**WORK TO BE COMPLETED**
Reproduce the entries below in full and without error.

**SUPPLIED RECORDS**
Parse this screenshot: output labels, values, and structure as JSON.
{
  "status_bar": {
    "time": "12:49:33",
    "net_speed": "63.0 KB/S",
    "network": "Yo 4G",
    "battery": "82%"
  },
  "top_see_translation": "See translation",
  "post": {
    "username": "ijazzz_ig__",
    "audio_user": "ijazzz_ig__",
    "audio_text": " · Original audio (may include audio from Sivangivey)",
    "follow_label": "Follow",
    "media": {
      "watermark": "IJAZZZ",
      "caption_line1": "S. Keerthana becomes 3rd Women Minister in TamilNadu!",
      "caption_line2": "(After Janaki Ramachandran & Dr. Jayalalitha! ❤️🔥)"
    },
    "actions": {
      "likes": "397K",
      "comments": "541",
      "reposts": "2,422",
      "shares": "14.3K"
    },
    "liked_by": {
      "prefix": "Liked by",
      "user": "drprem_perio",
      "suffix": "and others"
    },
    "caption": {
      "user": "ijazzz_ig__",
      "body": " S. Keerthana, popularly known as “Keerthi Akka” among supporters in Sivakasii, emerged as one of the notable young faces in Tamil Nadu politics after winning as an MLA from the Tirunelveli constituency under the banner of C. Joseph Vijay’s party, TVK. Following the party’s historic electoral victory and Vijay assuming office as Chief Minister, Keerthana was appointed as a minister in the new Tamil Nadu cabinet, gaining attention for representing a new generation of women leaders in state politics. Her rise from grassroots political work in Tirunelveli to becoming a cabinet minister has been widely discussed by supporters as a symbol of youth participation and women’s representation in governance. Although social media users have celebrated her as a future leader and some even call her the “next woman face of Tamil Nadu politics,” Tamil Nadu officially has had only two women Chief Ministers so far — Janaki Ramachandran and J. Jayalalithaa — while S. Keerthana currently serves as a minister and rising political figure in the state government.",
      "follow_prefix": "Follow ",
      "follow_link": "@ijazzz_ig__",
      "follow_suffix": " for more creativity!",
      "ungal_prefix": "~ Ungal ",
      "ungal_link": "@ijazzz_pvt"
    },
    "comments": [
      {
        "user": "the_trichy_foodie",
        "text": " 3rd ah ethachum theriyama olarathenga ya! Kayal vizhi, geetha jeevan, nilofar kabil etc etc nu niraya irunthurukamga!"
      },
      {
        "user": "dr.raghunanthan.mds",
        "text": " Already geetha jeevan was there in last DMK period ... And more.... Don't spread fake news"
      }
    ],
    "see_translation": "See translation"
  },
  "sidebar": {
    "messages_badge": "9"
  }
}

**COMPLETED TASK**
Parse this screenshot: output labels, values, and structure as JSON.
{
  "status_bar": {
    "time": "12:49:33",
    "net_speed": "63.0 KB/S",
    "network": "Yo 4G",
    "battery": "82%"
  },
  "top_see_translation": "See translation",
  "post": {
    "username": "ijazzz_ig__",
    "audio_user": "ijazzz_ig__",
    "audio_text": " · Original audio (may include audio from Sivangivey)",
    "follow_label": "Follow",
    "media": {
      "watermark": "IJAZZZ",
      "caption_line1": "S. Keerthana becomes 3rd Women Minister in TamilNadu!",
      "caption_line2": "(After Janaki Ramachandran & Dr. Jayalalitha! ❤️🔥)"
    },
    "actions": {
      "likes": "397K",
      "comments": "541",
      "reposts": "2,422",
      "shares": "14.3K"
    },
    "liked_by": {
      "prefix": "Liked by",
      "user": "drprem_perio",
      "suffix": "and others"
    },
    "caption": {
      "user": "ijazzz_ig__",
      "body": " S. Keerthana, popularly known as “Keerthi Akka” among supporters in Sivakasii, emerged as one of the notable young faces in Tamil Nadu politics after winning as an MLA from the Tirunelveli constituency under the banner of C. Joseph Vijay’s party, TVK. Following the party’s historic electoral victory and Vijay assuming office as Chief Minister, Keerthana was appointed as a minister in the new Tamil Nadu cabinet, gaining attention for representing a new generation of women leaders in state politics. Her rise from grassroots political work in Tirunelveli to becoming a cabinet minister has been widely discussed by supporters as a symbol of youth participation and women’s representation in governance. Although social media users have celebrated her as a future leader and some even call her the “next woman face of Tamil Nadu politics,” Tamil Nadu officially has had only two women Chief Ministers so far — Janaki Ramachandran and J. Jayalalithaa — while S. Keerthana currently serves as a minister and rising political figure in the state government.",
      "follow_prefix": "Follow ",
      "follow_link": "@ijazzz_ig__",
      "follow_suffix": " for more creativity!",
      "ungal_prefix": "~ Ungal ",
      "ungal_link": "@ijazzz_pvt"
    },
    "comments": [
      {
        "user": "the_trichy_foodie",
        "text": " 3rd ah ethachum theriyama olarathenga ya! Kayal vizhi, geetha jeevan, nilofar kabil etc etc nu niraya irunthurukamga!"
      },
      {
        "user": "dr.raghunanthan.mds",
        "text": " Already geetha jeevan was there in last DMK period ... And more.... Don't spread fake news"
      }
    ],
    "see_translation": "See translation"
  },
  "sidebar": {
    "messages_badge": "9"
  }
}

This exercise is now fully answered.